European Central Bank sticks with economic stimulus

ECB Chairman Mario Draghi has acknowledged that the risks from lower inflation have receded and have removed the easing bias on interest rates.

European equity benchmarks were advancing on Friday morning as oil prices gained traction and after the European Central Bank (ECB) raised its economic growth projections through 2019 and said that it would carry on with its bond purchases at least through December.

"The only change in the statement is that interest rates are now expected "to remain at present levels for an extended period", rather than "at present levels or lower".

Negative rates are meant to encourage banks to lend money to businesses rather than holding it themselves or, as is the case with the deposit facility rate, depositing it with the ECB overnight. "Today's announcements largely met expectations, so recent euro strength will likely hold; however, with euro bullishness having become something of a consensus view in recent weeks, a turn back towards sustained higher inflation is likely required to extend these gains".

The ECB said it now saw inflation this year at just 1.5 per cent, down from a previous forecast of 1.7 per cent and still short of its target of close to 2 per cent.

"Mario Draghi should thus recall that there are no signs of a convincing upward trend in underlying inflation yet", Lemangnen predicted. The asset purchases are expected to end around mid-2018 and the first rate hike is likely in early 2018, added Nordea Bank.

If a rate is negative the bank will pay the ECB (rather than receiving money in interest). Revitalizing other euro zone members' economies would also support the growth of the Estonian economy, Draghi said.

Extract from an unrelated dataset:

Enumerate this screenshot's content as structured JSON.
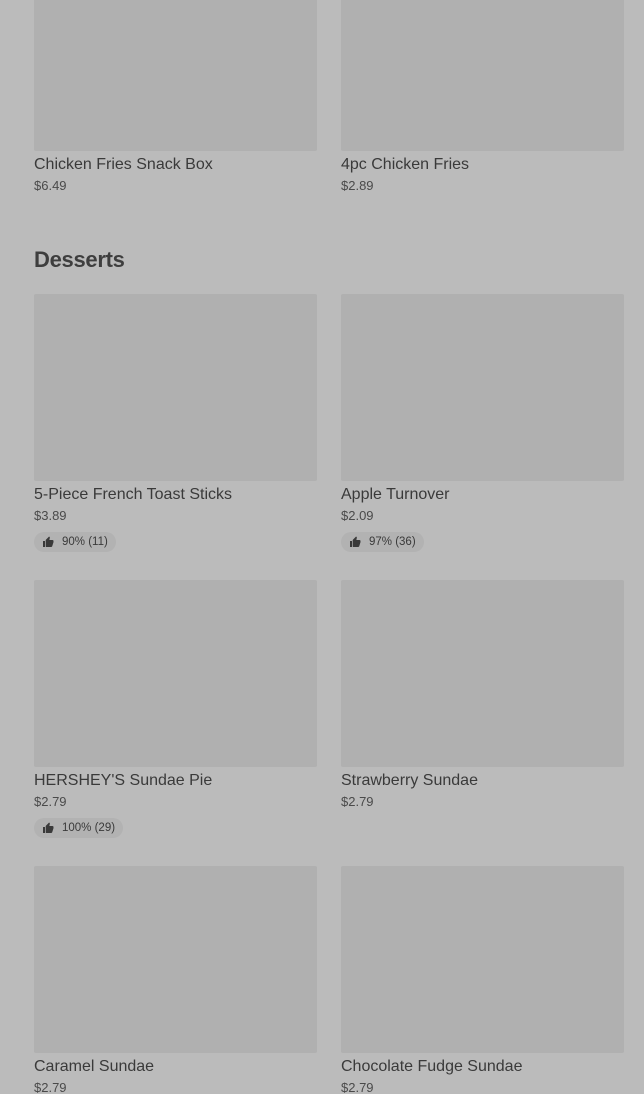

It's obvious we'll not see any change in monetary policy today, and the key driver to the Euro will be the risk assessment on the economy.

The euro was trading broadly unchanged against the dollar, not far from a seven-month high of $1.1285 hit earlier this month.

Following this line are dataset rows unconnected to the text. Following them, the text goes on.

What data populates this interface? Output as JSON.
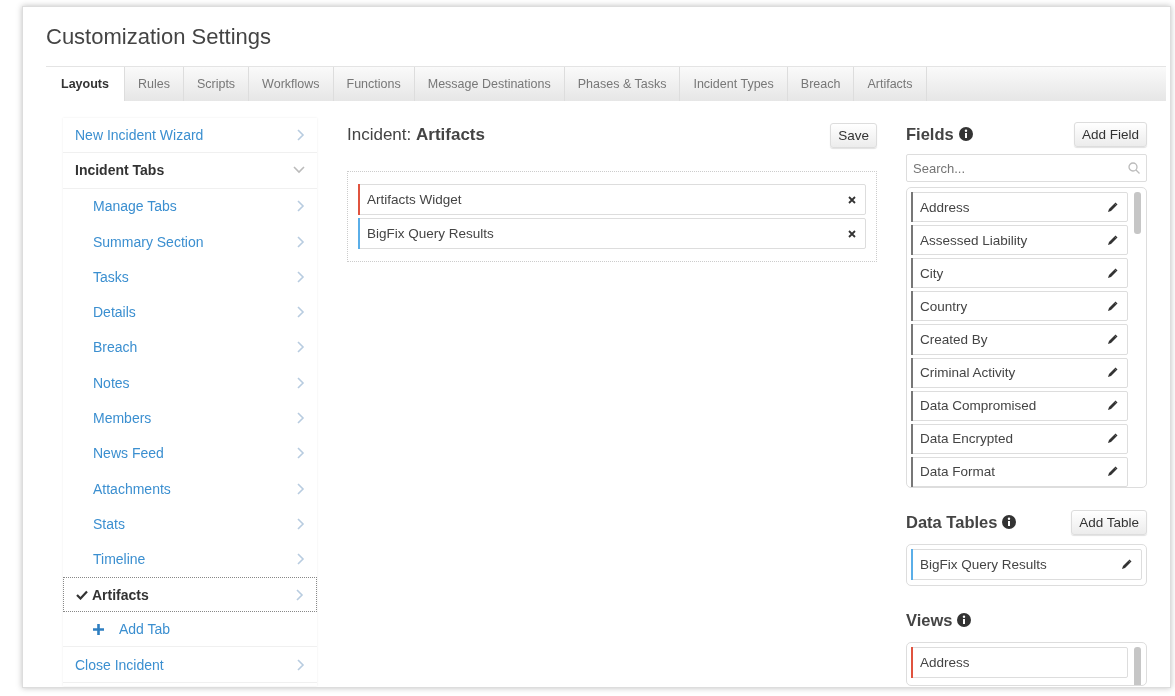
{
  "title": "Customization Settings",
  "tabs": [
    {
      "label": "Layouts",
      "selected": true
    },
    {
      "label": "Rules",
      "selected": false
    },
    {
      "label": "Scripts",
      "selected": false
    },
    {
      "label": "Workflows",
      "selected": false
    },
    {
      "label": "Functions",
      "selected": false
    },
    {
      "label": "Message Destinations",
      "selected": false
    },
    {
      "label": "Phases & Tasks",
      "selected": false
    },
    {
      "label": "Incident Types",
      "selected": false
    },
    {
      "label": "Breach",
      "selected": false
    },
    {
      "label": "Artifacts",
      "selected": false
    }
  ],
  "nav": [
    {
      "kind": "link",
      "label": "New Incident Wizard"
    },
    {
      "kind": "group",
      "label": "Incident Tabs",
      "expanded": true,
      "add_label": "Add Tab",
      "children": [
        {
          "label": "Manage Tabs",
          "selected": false
        },
        {
          "label": "Summary Section",
          "selected": false
        },
        {
          "label": "Tasks",
          "selected": false
        },
        {
          "label": "Details",
          "selected": false
        },
        {
          "label": "Breach",
          "selected": false
        },
        {
          "label": "Notes",
          "selected": false
        },
        {
          "label": "Members",
          "selected": false
        },
        {
          "label": "News Feed",
          "selected": false
        },
        {
          "label": "Attachments",
          "selected": false
        },
        {
          "label": "Stats",
          "selected": false
        },
        {
          "label": "Timeline",
          "selected": false
        },
        {
          "label": "Artifacts",
          "selected": true
        }
      ]
    },
    {
      "kind": "link",
      "label": "Close Incident"
    }
  ],
  "editor": {
    "heading": "Incident: **Artifacts**",
    "save_label": "Save",
    "widgets": [
      {
        "label": "Artifacts Widget",
        "color": "#e0533f"
      },
      {
        "label": "BigFix Query Results",
        "color": "#5aaee8"
      }
    ]
  },
  "fields": {
    "heading": "Fields",
    "add_label": "Add Field",
    "search": {
      "placeholder": "Search..."
    },
    "items": [
      {
        "label": "Address",
        "color": "#777777"
      },
      {
        "label": "Assessed Liability",
        "color": "#777777"
      },
      {
        "label": "City",
        "color": "#777777"
      },
      {
        "label": "Country",
        "color": "#777777"
      },
      {
        "label": "Created By",
        "color": "#777777"
      },
      {
        "label": "Criminal Activity",
        "color": "#777777"
      },
      {
        "label": "Data Compromised",
        "color": "#777777"
      },
      {
        "label": "Data Encrypted",
        "color": "#777777"
      },
      {
        "label": "Data Format",
        "color": "#777777"
      }
    ]
  },
  "data_tables": {
    "heading": "Data Tables",
    "add_label": "Add Table",
    "items": [
      {
        "label": "BigFix Query Results",
        "color": "#5aaee8"
      }
    ]
  },
  "views": {
    "heading": "Views",
    "items": [
      {
        "label": "Address",
        "color": "#e0533f"
      }
    ]
  }
}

The ECB raised its growth forecasts for the next three years, noting that the euro zone economy is surfing on a momentum that "increases the chances of stronger than expected economic upswing".

However, hours before the European Central Bank meeting, EU statistics agency Eurostat reported the eurozone economy had grown by 0.6% in the first quarter, its fastest quarterly expansion since 2015.

The emphasis the European Central Bank puts on its role implies that it believes growth isn't yet strong enough for it to start dialing back on the bond-buying stimulus program it has been running since March 2015. The priority for these countries is "to resuscitate" growth he said. The region's economy is now projected to grow by 1.9% this year, versus the prior estimate of 1.8%.

The next major test will come in September, when the bank will probably decide whether to continue bond buys beyond this year or start to wind them down, known as tapering.

  • Zachary Reyes